Hot composting works better to break down pine needles, so mix them with a batch of ‘hot’ green ingredients. Turning the compost every two to five days is best when trying to break down pine needles. A quality compost thermometer allows you to monitor the internal temperature so you can maintain the 130-degree Fahrenheit temperature necessary to decompose the needles fast.
When using pine needles in compost, it is essential to remember that they take a long time to break down naturally. To speed up the process, consider using hot composting techniques. If you want faster results, you may need to do extra work before adding pine needles to the compost. For example, if the pine needles are very dry, consider giving them an overnight soak in a large trash can.
Despite these challenges, pine needles are an excellent high-carbon ingredient that keeps compost aerated and wicks and holds moisture to keep the pile from getting soggy.
Alternative Uses for Pine Needles
You can repurpose fallen pine needles from your yard by using them as mulch around your plants and trees. Pine needles make excellent mulch because they’re lightweight, easy to spread, and won’t compact like other mulch materials. They also help regulate soil temperature, retain moisture, and suppress weed growth.
To use pine needles as mulch, spread them in a layer about two to three inches thick around the base of your plants and trees. Make sure to keep the needles away from direct contact with the plant stems or trunks to avoid moisture buildup and potential rot. You can also mix pine needles with other organic materials like grass clippings, leaves, and wood chips for added nutrient benefits.

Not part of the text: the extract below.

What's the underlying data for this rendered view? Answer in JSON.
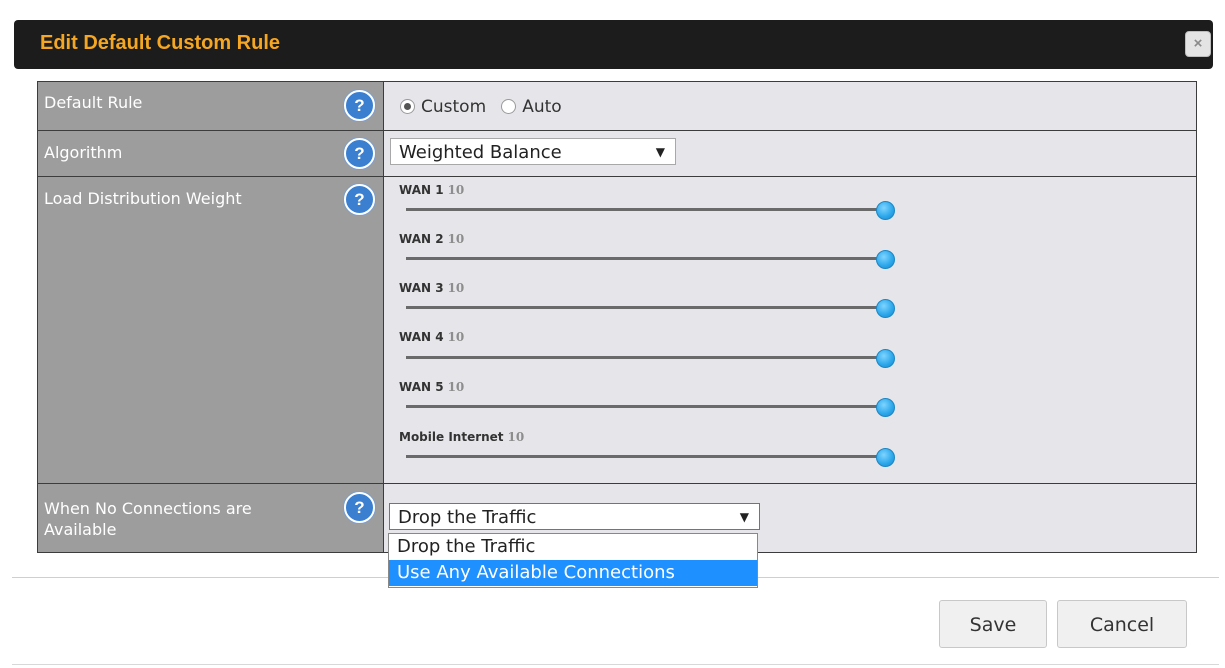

In addition to mulching techniques, you can also use pine needles for crafts like wreaths, baskets, and even holiday decorations. With a little creativity and imagination, you can turn these natural materials into beautiful and unique creations for your home or garden.
Frequently Asked Questions
Can pine needles be used as a mulch for vegetable gardens?
Yes, pine needle mulch benefits vegetable gardens. Best practices for using pine needles in gardens include laying the needles in a thin layer, avoiding direct contact with plant stems, and replenishing the mulch as needed to retain moisture and suppress weeds.
Are there any safety concerns when composting pine needles?
When composting pine needles, potential safety concerns include the risk of fire if the needles are too dry, and the potential for acidic soil if too many needles are used. Use caution and balance with other compost ingredients.
How do pine needles compare to other carbon-rich compost ingredients, such as dried leaves or sawdust?
When it comes to carbon-rich compost ingredients, pine needles offer unique benefits. They’re readily available, lightweight, and aerate your pile. Pine needle composting tips include chopping them first and mixing with high-nitrogen ingredients for faster decomposition.
Are there any specific types of pine trees that produce better composting needles?
The best pine varieties for composting are those with shorter needles, such as white pine and Scots pine. Pine needle acidity effects are not significant, but it is best to use dried needles for composting.
Can pine needles be used in vermicomposting (composting with worms)?
Using pine needles in vermicomposting has its challenges due to its tough fibers, which can harm the worms. Instead, consider alternative carbon sources like shredded paper or cardboard. However, pine needle benefits are their availability and as a mulch for plants.